It's difficult to explain the cult of personality surrounding Syria's most recent leaders. The same phenomenon does not exist in the United States. We do not plaster our vehicles with holographed silhouettes of George W. Bush (even if we are fans of him), nor do we put up billboards urging him to hang in there when international events turn sour. The closest we get to expressing national pride in visual form is by displaying the American flag on stickers or shirts, and even that is technically against the flag code.
But Syrians love to honor their leaders as individuals. Representations of Hafez, Bashar, and even Basil al-Assad, in many different forms, can be found all over the country. Here are a few examples found in Damascus.
Can you find Hafez in this photograph? Hint: he's larger than life and on top of a tall building. And he probably lights up at night.
This one says it all. I suspect the heart lights up at night, too, though whether the lights are white or red (or if they flash in alternating patterns) is anyone's guess.
Here is a more stately tribute to Bashar - no aviator sunglasses here.
Old posters of Hafez have nearly peeled themselves off of this wall. He died seven years ago - have the posters been up since then? (I just checked and it was seven years ago exactly yesterday.)
Another classy tribute, this time adhered to the window of a service. It is not unusual to see entire rear windows of vehicles dedicated to Bashar al-Assad and his family. And by 'family,' I literally mean his wife and children. Often, they are depicted as being on holiday in either the Swiss Alps or in a sunny, beachy location. Oddly, both pictures feature the same pose.
I have a few more examples to post later. Unfortunately, we were unable to photograph any of the afore-mentioned holograph-Bashar-in-aviator-sunglasses.
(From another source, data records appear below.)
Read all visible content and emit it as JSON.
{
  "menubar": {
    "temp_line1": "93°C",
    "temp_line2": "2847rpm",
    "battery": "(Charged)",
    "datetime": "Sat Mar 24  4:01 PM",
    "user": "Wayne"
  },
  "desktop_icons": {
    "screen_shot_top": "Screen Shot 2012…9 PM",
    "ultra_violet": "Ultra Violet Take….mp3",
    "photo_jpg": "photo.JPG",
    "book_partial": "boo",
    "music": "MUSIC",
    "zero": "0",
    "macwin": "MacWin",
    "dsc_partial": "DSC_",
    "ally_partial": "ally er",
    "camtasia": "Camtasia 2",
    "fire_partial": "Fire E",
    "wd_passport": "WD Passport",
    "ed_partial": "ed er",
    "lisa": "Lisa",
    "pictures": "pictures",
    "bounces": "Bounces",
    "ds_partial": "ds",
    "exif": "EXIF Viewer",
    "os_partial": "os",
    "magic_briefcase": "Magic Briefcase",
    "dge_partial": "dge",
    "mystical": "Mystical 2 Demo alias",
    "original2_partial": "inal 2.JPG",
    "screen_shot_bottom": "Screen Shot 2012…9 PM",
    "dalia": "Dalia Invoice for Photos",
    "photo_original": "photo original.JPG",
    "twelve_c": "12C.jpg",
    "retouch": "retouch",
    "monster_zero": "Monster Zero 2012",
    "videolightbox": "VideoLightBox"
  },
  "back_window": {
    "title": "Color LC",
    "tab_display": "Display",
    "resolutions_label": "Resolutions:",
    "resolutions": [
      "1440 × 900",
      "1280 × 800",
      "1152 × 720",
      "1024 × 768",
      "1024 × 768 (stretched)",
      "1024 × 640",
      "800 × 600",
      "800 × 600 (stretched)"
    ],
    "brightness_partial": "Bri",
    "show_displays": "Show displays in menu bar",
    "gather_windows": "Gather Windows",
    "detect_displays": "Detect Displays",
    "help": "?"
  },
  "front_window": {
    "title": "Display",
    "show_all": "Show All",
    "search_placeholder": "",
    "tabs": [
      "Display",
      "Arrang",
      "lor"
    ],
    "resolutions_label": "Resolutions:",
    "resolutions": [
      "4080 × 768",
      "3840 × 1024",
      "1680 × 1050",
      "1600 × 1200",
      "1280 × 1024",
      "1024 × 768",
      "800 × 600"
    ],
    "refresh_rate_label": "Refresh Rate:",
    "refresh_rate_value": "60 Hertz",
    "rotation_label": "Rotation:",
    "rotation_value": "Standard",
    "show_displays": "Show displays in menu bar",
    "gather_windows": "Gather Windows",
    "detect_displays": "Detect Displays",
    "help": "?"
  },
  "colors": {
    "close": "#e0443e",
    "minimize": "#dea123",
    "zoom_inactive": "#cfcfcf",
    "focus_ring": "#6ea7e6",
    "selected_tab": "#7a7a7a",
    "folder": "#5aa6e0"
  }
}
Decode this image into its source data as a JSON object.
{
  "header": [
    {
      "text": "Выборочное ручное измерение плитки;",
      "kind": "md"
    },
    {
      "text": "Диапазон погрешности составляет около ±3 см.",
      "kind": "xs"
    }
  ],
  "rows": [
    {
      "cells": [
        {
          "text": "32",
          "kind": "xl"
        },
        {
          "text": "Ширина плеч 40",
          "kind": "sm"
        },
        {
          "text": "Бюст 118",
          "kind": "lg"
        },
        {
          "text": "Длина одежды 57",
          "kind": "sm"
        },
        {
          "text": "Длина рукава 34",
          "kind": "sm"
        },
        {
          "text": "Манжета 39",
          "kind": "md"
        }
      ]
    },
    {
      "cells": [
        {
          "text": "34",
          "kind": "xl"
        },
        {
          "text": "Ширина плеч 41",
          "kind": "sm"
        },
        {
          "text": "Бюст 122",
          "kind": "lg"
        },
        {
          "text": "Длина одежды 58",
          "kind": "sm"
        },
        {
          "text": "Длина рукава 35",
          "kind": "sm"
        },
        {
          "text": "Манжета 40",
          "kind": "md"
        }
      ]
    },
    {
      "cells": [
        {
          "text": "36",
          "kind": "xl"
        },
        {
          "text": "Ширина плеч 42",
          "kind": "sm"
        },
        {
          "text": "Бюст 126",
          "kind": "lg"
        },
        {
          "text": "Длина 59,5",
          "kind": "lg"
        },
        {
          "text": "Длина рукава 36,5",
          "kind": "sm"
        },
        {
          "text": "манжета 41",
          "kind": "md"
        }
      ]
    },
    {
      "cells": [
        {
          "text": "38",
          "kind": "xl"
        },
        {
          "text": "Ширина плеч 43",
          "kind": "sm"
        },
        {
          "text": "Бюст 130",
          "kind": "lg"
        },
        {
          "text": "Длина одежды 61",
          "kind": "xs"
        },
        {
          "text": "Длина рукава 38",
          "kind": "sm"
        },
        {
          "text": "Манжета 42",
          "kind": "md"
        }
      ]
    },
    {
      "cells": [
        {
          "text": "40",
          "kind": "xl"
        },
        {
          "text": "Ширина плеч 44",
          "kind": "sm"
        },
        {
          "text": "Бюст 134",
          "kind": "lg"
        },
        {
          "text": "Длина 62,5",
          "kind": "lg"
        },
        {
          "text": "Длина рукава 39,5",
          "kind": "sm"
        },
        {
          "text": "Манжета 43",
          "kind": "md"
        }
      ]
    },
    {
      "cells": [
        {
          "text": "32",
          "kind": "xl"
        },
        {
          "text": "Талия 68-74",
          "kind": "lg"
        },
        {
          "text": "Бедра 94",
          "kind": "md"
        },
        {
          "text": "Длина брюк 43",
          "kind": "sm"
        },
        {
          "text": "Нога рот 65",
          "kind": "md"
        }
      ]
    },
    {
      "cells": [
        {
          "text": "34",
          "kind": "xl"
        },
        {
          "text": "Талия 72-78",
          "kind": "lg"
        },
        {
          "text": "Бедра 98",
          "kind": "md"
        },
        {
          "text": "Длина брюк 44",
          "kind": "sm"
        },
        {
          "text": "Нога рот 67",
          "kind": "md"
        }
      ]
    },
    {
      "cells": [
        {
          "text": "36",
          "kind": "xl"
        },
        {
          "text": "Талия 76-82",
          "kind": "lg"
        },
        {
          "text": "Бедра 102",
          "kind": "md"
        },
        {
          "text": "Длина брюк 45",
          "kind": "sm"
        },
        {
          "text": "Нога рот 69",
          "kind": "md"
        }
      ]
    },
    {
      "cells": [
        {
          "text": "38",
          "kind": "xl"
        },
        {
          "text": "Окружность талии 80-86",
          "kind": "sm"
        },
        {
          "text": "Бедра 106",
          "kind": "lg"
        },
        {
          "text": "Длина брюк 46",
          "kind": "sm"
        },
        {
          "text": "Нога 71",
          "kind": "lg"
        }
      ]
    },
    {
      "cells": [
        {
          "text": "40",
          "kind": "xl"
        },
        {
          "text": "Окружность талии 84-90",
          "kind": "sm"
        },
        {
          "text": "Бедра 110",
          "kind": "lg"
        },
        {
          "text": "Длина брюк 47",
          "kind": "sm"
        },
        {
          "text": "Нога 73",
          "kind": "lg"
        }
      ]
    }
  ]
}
Fortunately, we have one on our car back in Tucson, though it's not as large as many I've seen.
To be continued...